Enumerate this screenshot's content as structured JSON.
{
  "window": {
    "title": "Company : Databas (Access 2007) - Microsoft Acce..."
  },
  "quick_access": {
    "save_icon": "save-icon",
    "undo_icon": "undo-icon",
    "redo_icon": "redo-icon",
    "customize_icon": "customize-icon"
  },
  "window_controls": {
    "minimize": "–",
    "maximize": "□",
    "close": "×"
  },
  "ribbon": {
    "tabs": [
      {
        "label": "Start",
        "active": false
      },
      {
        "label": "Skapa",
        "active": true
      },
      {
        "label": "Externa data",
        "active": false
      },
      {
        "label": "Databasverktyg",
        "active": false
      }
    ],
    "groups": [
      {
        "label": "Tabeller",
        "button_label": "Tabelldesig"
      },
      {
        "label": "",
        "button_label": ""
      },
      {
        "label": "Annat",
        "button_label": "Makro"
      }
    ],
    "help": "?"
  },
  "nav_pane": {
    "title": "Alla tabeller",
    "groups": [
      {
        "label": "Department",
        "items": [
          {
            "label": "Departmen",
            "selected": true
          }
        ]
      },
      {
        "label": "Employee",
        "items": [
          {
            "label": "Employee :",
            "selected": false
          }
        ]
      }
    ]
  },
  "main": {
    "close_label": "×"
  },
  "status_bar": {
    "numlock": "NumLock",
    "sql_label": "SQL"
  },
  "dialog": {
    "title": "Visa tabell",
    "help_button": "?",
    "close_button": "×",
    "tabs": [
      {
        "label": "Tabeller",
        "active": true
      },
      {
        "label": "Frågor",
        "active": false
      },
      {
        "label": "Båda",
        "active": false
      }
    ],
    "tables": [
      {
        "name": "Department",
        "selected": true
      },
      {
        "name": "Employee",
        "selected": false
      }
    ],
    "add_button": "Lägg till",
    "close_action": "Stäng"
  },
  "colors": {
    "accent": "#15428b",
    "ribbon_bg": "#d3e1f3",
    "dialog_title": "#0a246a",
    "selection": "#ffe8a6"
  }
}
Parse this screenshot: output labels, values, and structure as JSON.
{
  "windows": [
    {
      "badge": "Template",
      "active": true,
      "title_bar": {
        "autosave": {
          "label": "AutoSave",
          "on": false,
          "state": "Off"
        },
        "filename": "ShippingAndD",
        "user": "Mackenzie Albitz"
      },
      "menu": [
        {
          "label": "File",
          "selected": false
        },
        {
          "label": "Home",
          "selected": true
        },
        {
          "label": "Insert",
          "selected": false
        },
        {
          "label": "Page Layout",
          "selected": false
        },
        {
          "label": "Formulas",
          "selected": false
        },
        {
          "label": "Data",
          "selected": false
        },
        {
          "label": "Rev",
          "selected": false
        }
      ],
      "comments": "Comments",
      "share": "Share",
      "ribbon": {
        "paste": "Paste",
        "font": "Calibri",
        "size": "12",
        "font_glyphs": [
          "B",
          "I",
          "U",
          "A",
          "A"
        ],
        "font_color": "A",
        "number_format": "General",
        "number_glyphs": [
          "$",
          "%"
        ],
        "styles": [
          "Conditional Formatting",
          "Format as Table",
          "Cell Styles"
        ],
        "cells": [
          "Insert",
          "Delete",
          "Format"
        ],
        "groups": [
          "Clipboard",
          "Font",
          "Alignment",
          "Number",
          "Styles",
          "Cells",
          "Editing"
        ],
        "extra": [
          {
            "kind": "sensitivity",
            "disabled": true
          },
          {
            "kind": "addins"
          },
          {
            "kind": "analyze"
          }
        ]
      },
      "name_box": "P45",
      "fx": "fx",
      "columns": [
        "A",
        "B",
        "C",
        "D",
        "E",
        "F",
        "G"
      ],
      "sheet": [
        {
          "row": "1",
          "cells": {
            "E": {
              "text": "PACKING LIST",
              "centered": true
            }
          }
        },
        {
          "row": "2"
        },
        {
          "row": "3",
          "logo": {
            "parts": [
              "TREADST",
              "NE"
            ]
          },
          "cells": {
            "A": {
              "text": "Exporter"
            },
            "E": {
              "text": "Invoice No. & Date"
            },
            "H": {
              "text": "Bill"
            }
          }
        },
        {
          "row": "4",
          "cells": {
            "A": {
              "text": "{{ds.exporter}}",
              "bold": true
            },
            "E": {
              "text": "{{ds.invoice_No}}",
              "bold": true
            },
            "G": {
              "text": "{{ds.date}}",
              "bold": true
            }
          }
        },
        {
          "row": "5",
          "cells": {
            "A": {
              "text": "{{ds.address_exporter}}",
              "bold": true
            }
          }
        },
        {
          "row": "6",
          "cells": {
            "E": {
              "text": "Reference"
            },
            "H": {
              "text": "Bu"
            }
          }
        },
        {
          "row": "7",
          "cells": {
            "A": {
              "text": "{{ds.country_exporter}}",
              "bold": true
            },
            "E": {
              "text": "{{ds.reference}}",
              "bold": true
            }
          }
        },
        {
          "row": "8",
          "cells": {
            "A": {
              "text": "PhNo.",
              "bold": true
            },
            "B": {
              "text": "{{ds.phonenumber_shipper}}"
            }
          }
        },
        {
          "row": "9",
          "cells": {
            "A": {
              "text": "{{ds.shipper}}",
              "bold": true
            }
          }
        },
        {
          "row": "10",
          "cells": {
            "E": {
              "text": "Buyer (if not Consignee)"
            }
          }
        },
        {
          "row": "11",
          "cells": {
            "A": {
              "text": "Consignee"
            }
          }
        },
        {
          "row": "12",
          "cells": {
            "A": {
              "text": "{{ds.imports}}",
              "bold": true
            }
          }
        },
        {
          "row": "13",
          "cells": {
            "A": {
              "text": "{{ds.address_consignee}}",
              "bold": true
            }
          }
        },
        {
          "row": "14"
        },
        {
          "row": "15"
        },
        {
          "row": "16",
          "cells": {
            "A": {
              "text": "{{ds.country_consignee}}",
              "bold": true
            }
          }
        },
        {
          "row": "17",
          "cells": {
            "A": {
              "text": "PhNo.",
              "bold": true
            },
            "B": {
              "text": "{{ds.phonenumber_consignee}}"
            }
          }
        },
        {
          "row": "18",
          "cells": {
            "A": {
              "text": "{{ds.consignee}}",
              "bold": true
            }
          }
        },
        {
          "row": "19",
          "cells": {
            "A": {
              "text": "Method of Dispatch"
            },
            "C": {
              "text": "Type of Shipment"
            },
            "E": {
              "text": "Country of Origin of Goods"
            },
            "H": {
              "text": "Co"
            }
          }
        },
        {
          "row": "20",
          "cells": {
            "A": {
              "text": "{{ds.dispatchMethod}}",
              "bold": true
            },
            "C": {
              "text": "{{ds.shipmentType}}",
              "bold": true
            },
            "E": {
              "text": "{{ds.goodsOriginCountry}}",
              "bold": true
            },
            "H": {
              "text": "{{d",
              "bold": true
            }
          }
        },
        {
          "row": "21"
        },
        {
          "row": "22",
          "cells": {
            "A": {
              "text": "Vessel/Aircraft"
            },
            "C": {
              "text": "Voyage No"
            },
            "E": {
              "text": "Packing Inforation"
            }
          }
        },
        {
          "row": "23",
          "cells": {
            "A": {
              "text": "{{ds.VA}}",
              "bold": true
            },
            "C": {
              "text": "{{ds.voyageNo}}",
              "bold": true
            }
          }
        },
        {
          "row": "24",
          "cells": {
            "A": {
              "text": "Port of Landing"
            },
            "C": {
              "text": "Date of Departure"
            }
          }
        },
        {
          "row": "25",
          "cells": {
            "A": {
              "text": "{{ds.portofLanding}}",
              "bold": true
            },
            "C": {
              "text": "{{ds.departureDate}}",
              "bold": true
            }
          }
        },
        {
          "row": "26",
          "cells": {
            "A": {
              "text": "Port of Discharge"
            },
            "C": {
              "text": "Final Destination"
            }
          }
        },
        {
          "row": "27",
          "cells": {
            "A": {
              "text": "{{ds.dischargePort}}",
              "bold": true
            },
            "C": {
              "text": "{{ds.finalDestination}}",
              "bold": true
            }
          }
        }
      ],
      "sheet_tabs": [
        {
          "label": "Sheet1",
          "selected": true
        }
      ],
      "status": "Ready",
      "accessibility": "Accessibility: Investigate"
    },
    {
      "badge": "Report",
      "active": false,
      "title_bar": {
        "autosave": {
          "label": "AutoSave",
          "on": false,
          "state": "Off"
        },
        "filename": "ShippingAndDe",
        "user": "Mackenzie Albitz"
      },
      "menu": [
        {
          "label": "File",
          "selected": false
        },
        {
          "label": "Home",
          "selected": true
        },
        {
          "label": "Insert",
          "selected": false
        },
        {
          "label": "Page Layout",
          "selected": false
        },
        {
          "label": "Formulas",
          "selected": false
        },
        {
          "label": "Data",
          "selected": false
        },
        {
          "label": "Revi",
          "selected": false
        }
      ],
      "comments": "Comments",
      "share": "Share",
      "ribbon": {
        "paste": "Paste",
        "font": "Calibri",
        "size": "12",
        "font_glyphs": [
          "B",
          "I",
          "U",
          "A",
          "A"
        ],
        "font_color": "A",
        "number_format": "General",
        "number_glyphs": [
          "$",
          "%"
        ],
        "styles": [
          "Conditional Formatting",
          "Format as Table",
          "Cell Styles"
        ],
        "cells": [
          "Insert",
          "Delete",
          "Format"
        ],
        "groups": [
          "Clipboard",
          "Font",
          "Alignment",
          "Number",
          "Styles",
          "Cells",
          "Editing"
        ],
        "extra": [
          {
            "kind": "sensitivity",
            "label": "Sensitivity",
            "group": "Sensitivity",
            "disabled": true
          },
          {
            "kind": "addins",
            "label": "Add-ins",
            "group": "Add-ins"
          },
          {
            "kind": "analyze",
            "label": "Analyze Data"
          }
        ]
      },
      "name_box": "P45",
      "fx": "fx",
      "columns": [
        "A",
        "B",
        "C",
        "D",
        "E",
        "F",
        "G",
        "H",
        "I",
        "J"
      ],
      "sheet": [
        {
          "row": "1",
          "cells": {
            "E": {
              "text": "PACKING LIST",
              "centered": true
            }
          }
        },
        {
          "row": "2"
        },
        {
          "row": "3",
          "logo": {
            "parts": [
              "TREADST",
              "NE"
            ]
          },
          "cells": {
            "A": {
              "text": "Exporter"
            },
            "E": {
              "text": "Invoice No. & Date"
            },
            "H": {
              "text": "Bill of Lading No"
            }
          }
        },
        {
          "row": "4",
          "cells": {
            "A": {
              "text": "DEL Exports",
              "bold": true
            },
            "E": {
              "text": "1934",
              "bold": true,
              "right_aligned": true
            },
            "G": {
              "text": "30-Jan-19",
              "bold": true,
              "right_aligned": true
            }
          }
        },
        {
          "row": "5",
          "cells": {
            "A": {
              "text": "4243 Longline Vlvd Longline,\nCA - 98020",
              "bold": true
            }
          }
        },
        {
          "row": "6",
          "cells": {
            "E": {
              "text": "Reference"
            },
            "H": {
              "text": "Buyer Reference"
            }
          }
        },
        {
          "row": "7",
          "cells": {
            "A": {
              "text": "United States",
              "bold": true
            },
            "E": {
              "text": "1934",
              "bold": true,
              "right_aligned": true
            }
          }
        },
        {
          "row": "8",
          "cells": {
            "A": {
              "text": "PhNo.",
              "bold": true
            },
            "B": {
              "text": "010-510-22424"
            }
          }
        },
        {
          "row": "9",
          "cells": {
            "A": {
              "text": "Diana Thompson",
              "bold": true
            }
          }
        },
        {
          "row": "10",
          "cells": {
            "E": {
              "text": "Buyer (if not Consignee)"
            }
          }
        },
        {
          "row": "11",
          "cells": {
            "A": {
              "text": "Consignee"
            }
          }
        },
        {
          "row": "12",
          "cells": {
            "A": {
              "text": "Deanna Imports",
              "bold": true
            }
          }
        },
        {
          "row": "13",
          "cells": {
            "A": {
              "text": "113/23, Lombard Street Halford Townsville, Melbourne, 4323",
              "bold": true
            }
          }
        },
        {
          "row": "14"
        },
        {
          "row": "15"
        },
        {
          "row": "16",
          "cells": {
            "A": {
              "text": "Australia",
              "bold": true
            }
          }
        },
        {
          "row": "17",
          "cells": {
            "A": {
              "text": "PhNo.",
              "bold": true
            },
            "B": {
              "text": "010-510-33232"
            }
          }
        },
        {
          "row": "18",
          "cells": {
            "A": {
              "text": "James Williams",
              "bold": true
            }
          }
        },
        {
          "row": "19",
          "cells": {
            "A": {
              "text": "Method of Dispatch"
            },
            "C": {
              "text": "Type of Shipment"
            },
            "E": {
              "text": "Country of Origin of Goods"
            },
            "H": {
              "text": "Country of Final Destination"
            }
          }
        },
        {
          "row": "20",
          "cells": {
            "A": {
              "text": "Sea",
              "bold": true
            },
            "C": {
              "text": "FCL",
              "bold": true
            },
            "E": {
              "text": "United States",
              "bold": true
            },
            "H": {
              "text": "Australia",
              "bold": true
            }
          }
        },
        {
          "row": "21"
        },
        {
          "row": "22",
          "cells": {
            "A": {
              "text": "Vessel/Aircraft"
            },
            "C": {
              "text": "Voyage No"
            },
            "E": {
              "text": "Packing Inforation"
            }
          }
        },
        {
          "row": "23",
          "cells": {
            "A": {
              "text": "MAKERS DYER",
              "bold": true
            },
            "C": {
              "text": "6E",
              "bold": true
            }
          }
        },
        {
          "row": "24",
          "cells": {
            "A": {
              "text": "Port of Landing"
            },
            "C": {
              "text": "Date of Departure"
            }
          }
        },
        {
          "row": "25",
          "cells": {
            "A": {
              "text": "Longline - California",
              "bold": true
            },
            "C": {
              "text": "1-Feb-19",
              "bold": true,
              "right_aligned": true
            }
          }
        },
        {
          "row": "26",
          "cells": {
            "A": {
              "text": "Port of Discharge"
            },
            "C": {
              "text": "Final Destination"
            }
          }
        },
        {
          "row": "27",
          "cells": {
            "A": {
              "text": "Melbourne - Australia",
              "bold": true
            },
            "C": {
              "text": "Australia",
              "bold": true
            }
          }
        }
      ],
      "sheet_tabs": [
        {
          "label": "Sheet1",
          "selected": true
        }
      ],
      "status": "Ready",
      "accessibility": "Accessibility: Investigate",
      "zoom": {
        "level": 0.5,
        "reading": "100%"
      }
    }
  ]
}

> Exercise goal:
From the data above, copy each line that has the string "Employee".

> Task answer:
        "label": "Employee",
            "label": "Employee :",
        "name": "Employee",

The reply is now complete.